| WHAT YOU NEED TO DO |
What follows is a set of records, each of which is to be written out exactly.

(Saved entries)
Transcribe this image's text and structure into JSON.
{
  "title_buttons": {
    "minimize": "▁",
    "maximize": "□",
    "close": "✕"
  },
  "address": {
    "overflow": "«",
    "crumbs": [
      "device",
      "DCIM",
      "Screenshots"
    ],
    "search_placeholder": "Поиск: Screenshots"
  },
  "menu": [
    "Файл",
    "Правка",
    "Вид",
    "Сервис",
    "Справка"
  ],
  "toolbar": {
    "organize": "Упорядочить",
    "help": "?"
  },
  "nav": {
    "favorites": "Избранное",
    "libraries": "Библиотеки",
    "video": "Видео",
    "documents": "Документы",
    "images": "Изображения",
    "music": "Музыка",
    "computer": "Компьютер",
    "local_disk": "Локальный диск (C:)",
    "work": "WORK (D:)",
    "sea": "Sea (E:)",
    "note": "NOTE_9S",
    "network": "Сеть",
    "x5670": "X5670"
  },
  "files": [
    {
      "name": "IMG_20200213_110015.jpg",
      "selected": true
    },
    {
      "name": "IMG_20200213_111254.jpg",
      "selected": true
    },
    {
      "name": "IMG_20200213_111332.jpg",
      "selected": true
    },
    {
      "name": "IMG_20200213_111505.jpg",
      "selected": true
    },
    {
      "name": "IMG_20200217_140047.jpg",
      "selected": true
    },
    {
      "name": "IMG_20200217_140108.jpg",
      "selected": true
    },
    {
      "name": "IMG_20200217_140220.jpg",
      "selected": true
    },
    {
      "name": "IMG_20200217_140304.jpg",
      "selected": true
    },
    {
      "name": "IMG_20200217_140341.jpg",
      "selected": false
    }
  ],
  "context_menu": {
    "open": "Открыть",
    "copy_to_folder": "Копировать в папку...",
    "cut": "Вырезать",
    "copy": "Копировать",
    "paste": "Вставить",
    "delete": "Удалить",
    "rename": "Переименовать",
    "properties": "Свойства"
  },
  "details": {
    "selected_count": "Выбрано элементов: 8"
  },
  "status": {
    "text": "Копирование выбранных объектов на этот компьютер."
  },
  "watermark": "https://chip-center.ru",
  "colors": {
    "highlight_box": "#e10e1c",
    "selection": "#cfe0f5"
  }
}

| RESPONSE FOR THIS EXERCISE |
Transcribe this image's text and structure into JSON.
{
  "title_buttons": {
    "minimize": "▁",
    "maximize": "□",
    "close": "✕"
  },
  "address": {
    "overflow": "«",
    "crumbs": [
      "device",
      "DCIM",
      "Screenshots"
    ],
    "search_placeholder": "Поиск: Screenshots"
  },
  "menu": [
    "Файл",
    "Правка",
    "Вид",
    "Сервис",
    "Справка"
  ],
  "toolbar": {
    "organize": "Упорядочить",
    "help": "?"
  },
  "nav": {
    "favorites": "Избранное",
    "libraries": "Библиотеки",
    "video": "Видео",
    "documents": "Документы",
    "images": "Изображения",
    "music": "Музыка",
    "computer": "Компьютер",
    "local_disk": "Локальный диск (C:)",
    "work": "WORK (D:)",
    "sea": "Sea (E:)",
    "note": "NOTE_9S",
    "network": "Сеть",
    "x5670": "X5670"
  },
  "files": [
    {
      "name": "IMG_20200213_110015.jpg",
      "selected": true
    },
    {
      "name": "IMG_20200213_111254.jpg",
      "selected": true
    },
    {
      "name": "IMG_20200213_111332.jpg",
      "selected": true
    },
    {
      "name": "IMG_20200213_111505.jpg",
      "selected": true
    },
    {
      "name": "IMG_20200217_140047.jpg",
      "selected": true
    },
    {
      "name": "IMG_20200217_140108.jpg",
      "selected": true
    },
    {
      "name": "IMG_20200217_140220.jpg",
      "selected": true
    },
    {
      "name": "IMG_20200217_140304.jpg",
      "selected": true
    },
    {
      "name": "IMG_20200217_140341.jpg",
      "selected": false
    }
  ],
  "context_menu": {
    "open": "Открыть",
    "copy_to_folder": "Копировать в папку...",
    "cut": "Вырезать",
    "copy": "Копировать",
    "paste": "Вставить",
    "delete": "Удалить",
    "rename": "Переименовать",
    "properties": "Свойства"
  },
  "details": {
    "selected_count": "Выбрано элементов: 8"
  },
  "status": {
    "text": "Копирование выбранных объектов на этот компьютер."
  },
  "watermark": "https://chip-center.ru",
  "colors": {
    "highlight_box": "#e10e1c",
    "selection": "#cfe0f5"
  }
}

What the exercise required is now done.